# [Work instruction]
Look through the listing below and report every line that contains "winners".

# [Exercise data]

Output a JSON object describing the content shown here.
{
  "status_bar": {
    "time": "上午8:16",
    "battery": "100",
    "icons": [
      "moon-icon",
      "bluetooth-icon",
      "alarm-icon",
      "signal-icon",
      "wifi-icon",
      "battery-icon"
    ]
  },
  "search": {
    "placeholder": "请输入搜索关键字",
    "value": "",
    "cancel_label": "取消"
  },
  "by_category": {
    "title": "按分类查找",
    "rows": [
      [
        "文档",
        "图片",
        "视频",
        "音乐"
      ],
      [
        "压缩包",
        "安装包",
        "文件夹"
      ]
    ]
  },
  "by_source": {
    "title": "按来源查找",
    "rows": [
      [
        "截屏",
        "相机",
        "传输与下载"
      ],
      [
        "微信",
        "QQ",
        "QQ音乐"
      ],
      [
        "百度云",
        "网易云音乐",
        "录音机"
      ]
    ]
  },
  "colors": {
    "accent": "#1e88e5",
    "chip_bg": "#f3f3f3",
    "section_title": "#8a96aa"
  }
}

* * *

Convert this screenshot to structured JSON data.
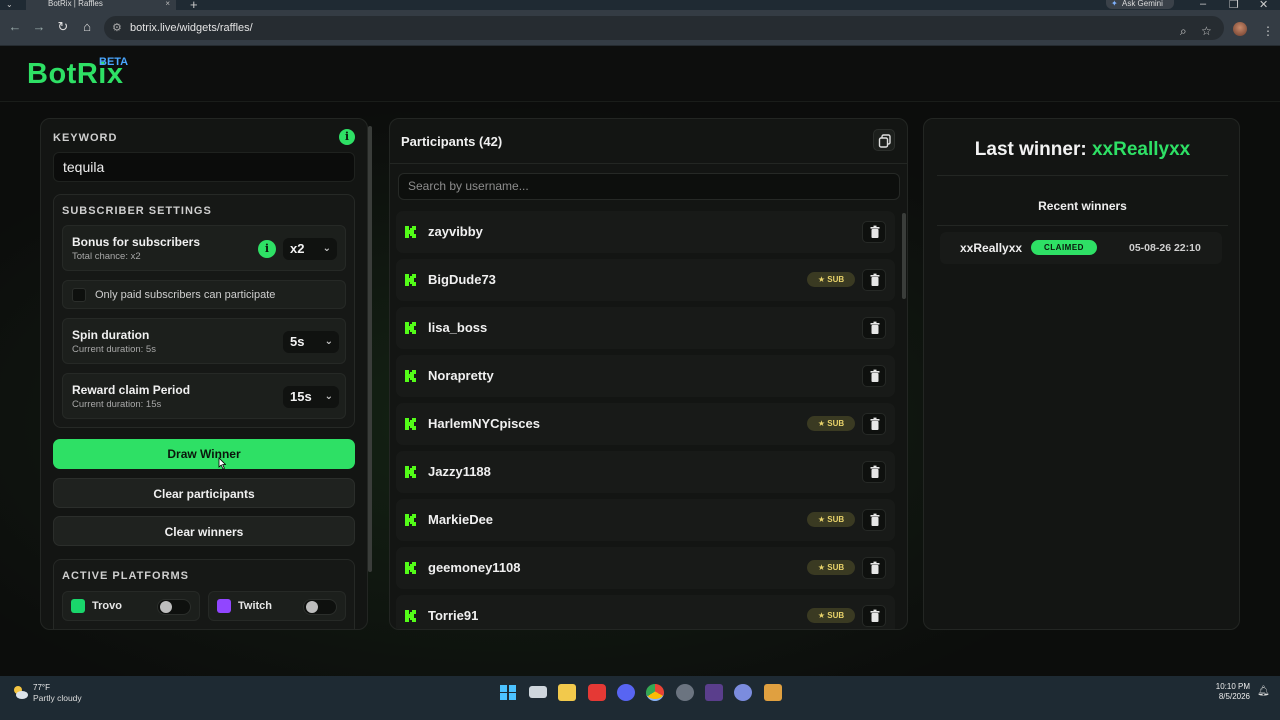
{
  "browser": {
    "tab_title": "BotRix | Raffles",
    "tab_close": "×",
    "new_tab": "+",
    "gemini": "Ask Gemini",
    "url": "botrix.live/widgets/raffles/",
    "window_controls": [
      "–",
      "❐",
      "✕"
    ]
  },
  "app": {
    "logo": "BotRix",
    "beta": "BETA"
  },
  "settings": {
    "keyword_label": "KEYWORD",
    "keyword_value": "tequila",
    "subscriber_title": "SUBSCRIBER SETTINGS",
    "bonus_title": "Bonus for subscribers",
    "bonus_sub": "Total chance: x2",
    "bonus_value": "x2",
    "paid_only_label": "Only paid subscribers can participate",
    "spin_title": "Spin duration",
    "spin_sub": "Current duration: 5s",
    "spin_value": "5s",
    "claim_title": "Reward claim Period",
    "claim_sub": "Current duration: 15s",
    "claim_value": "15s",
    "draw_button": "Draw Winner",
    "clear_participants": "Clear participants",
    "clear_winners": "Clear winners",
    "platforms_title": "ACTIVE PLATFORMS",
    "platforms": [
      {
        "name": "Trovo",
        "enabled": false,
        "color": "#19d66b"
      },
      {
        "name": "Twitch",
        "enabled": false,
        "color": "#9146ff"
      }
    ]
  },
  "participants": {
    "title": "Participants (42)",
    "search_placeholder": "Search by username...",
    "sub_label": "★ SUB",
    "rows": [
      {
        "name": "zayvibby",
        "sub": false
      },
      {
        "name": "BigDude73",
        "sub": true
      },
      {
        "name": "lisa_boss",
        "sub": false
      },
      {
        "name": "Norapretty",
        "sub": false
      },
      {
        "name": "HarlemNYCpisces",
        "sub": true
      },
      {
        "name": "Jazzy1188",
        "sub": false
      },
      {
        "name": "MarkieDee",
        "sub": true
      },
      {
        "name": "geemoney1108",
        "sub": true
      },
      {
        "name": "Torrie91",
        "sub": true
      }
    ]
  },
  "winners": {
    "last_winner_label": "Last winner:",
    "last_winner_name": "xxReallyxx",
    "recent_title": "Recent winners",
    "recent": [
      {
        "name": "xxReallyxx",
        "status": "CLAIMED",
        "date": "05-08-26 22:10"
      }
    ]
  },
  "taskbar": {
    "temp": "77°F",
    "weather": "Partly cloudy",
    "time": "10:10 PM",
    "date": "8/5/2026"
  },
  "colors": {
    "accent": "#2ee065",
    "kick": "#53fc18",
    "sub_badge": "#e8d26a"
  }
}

# [Result of this task]
    "clear_winners": "Clear winners",
  "winners": {
    "recent_title": "Recent winners",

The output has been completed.